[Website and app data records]
* * * * * * * * *

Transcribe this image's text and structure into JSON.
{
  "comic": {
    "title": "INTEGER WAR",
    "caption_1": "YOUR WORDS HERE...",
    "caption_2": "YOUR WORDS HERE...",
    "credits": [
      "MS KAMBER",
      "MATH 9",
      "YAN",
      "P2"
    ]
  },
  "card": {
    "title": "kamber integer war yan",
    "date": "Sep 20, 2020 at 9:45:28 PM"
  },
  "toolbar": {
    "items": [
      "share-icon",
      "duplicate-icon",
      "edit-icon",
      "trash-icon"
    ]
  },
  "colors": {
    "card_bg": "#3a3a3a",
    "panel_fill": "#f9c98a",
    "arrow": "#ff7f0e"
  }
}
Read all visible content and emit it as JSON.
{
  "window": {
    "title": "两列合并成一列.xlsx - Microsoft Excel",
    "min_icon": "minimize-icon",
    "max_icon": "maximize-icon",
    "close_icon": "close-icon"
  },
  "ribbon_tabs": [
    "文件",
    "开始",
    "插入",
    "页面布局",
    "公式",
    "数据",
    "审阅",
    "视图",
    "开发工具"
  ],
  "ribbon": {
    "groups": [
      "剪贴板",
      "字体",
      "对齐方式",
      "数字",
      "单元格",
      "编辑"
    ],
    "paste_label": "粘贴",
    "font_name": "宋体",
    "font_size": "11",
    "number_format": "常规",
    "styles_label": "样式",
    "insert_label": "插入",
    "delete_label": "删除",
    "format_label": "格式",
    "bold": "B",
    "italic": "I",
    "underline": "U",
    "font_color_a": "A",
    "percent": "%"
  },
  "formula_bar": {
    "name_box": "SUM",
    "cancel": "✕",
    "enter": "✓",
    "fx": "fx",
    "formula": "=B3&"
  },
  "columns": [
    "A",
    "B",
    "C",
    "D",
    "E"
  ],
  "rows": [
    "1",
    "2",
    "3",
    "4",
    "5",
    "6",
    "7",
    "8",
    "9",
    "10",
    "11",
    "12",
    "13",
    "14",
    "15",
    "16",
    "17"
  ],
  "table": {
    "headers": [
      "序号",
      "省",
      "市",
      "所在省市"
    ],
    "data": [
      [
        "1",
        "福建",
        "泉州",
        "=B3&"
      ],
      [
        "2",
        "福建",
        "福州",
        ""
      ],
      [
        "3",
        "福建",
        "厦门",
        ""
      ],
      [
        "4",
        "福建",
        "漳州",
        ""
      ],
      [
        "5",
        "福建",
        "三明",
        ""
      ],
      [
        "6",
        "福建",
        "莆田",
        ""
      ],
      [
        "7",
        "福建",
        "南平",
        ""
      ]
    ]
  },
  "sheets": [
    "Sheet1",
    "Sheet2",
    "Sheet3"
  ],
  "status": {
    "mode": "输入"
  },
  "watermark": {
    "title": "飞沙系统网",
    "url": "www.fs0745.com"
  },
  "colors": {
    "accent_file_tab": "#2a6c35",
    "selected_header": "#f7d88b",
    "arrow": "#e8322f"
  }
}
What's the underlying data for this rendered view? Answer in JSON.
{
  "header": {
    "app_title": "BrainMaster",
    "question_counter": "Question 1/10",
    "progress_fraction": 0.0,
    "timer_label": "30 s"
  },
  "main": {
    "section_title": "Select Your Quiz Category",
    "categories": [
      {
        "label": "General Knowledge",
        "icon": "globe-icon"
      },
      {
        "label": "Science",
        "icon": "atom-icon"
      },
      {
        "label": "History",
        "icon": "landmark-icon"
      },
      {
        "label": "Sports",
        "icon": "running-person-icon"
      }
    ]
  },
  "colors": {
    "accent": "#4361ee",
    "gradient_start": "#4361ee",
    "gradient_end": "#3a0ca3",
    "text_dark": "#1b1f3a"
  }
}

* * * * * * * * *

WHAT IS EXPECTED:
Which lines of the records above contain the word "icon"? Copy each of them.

EXPECTED OUTPUT:
      "share-icon",
      "duplicate-icon",
      "edit-icon",
      "trash-icon"
    "min_icon": "minimize-icon",
    "max_icon": "maximize-icon",
    "close_icon": "close-icon"
        "icon": "globe-icon"
        "icon": "atom-icon"
        "icon": "landmark-icon"
        "icon": "running-person-icon"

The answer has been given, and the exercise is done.